## [Work required]
Report, as a bare number, how many lines in the data contain "this".

Component data from apps and pages
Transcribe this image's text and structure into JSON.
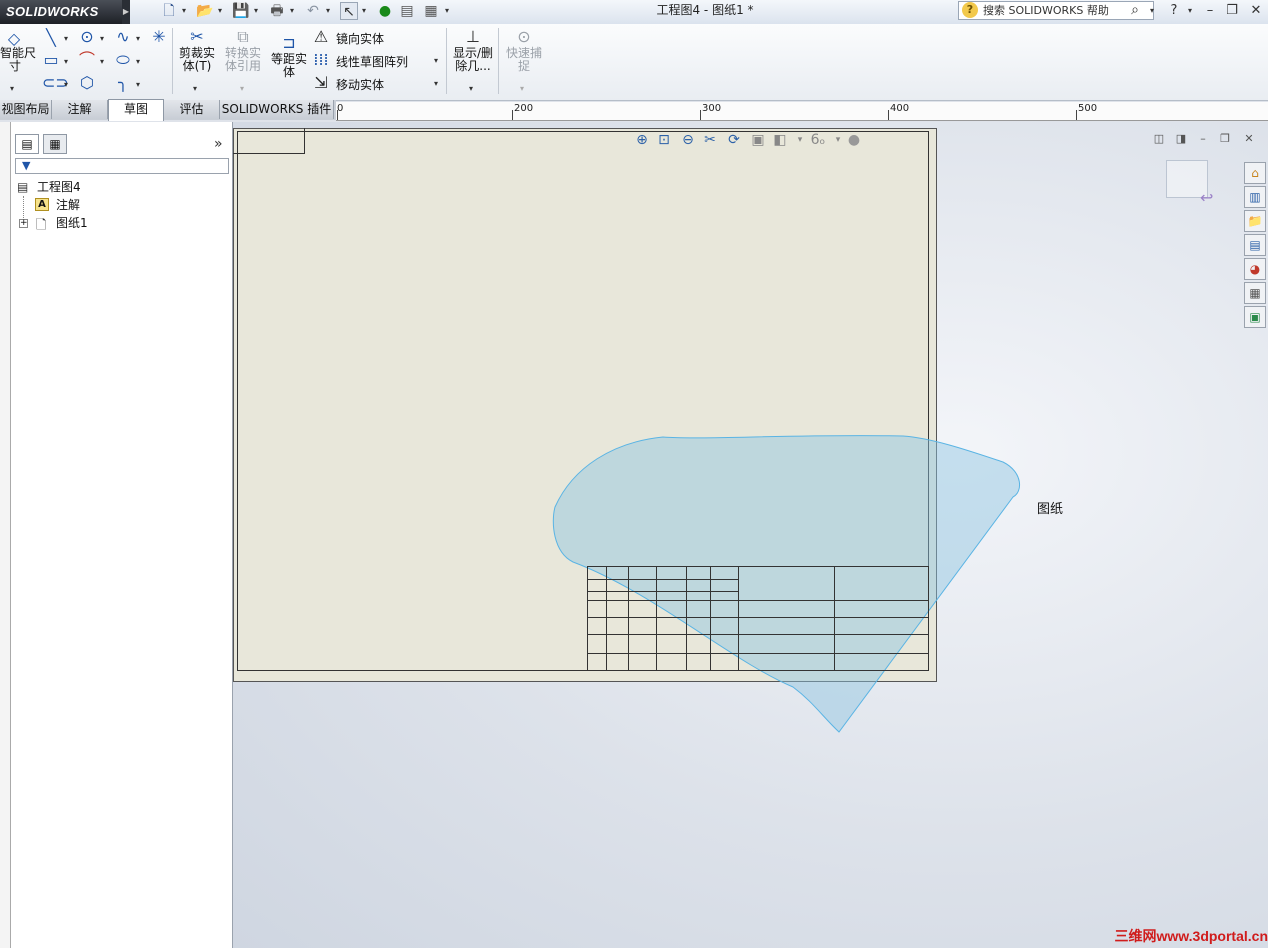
{
  "app": {
    "logo": "SOLIDWORKS",
    "doc_title": "工程图4 - 图纸1 *"
  },
  "search": {
    "placeholder": "搜索 SOLIDWORKS 帮助"
  },
  "ribbon": {
    "smart_dim": "智能尺\n寸",
    "trim": "剪裁实\n体(T)",
    "convert": "转换实\n体引用",
    "offset": "等距实\n体",
    "mirror": "镜向实体",
    "linear_pattern": "线性草图阵列",
    "move": "移动实体",
    "show_delete": "显示/删\n除几...",
    "quick_snap": "快速捕\n捉"
  },
  "tabs": [
    {
      "label": "视图布局"
    },
    {
      "label": "注解"
    },
    {
      "label": "草图"
    },
    {
      "label": "评估"
    },
    {
      "label": "SOLIDWORKS 插件"
    }
  ],
  "ruler": {
    "labels": [
      "0",
      "200",
      "300",
      "400",
      "500"
    ]
  },
  "tree": {
    "root": "工程图4",
    "items": [
      "注解",
      "图纸1"
    ]
  },
  "sheet": {
    "label": "图纸"
  },
  "watermark": "三维网www.3dportal.cn"
}
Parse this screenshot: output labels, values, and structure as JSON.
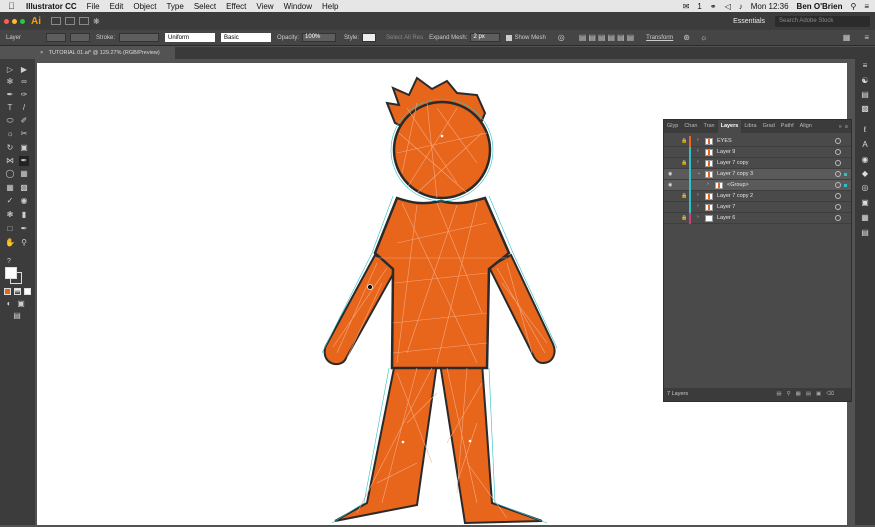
{
  "menubar": {
    "app_name": "Illustrator CC",
    "items": [
      "File",
      "Edit",
      "Object",
      "Type",
      "Select",
      "Effect",
      "View",
      "Window",
      "Help"
    ],
    "clock": "Mon 12:36",
    "user": "Ben O'Brien",
    "notif_count": "1"
  },
  "appbar": {
    "logo": "Ai",
    "workspace": "Essentials",
    "search_placeholder": "Search Adobe Stock"
  },
  "control": {
    "selection_type": "Layer",
    "stroke_label": "Stroke:",
    "stroke_profile": "Uniform",
    "brush": "Basic",
    "opacity_label": "Opacity:",
    "opacity": "100%",
    "style_label": "Style:",
    "select_all_res": "Select All Res",
    "expand_mesh_label": "Expand Mesh:",
    "expand_mesh_value": "2 px",
    "show_mesh": "Show Mesh",
    "transform": "Transform"
  },
  "document": {
    "tab_title": "TUTORIAL 01.ai* @ 129.27% (RGB/Preview)",
    "close": "×"
  },
  "layers_panel": {
    "tabs": [
      "Glyp",
      "Chan",
      "Tran",
      "Layers",
      "Libra",
      "Grad",
      "Pathf",
      "Align"
    ],
    "active_tab": "Layers",
    "rows": [
      {
        "name": "EYES",
        "color": "#e8651c",
        "locked": true,
        "visible": false,
        "indent": 0
      },
      {
        "name": "Layer 9",
        "color": "#2fc0c8",
        "locked": false,
        "visible": false,
        "indent": 0
      },
      {
        "name": "Layer 7 copy",
        "color": "#2fc0c8",
        "locked": true,
        "visible": false,
        "indent": 0
      },
      {
        "name": "Layer 7 copy 3",
        "color": "#2fc0c8",
        "locked": false,
        "visible": true,
        "indent": 0
      },
      {
        "name": "<Group>",
        "color": "#2fc0c8",
        "locked": false,
        "visible": true,
        "indent": 1
      },
      {
        "name": "Layer 7 copy 2",
        "color": "#2fc0c8",
        "locked": true,
        "visible": false,
        "indent": 0
      },
      {
        "name": "Layer 7",
        "color": "#2fc0c8",
        "locked": false,
        "visible": false,
        "indent": 0
      },
      {
        "name": "Layer 6",
        "color": "#d23c7a",
        "locked": true,
        "visible": false,
        "indent": 0
      }
    ],
    "footer": "7 Layers"
  },
  "colors": {
    "figure_fill": "#e8651c",
    "mesh_line": "#f6b08a",
    "outline": "#2a2a2a",
    "selection": "#2fc0c8"
  }
}
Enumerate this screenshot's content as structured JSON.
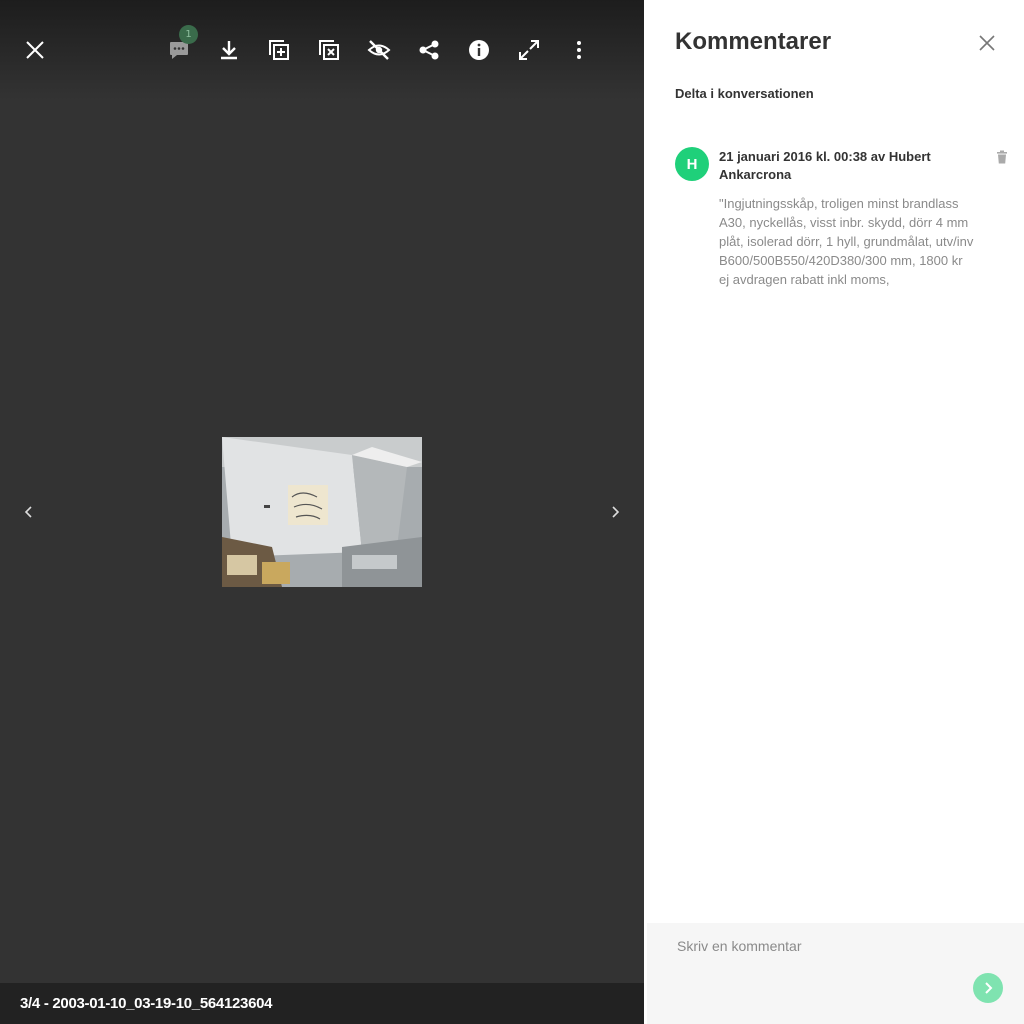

## [Solution]
3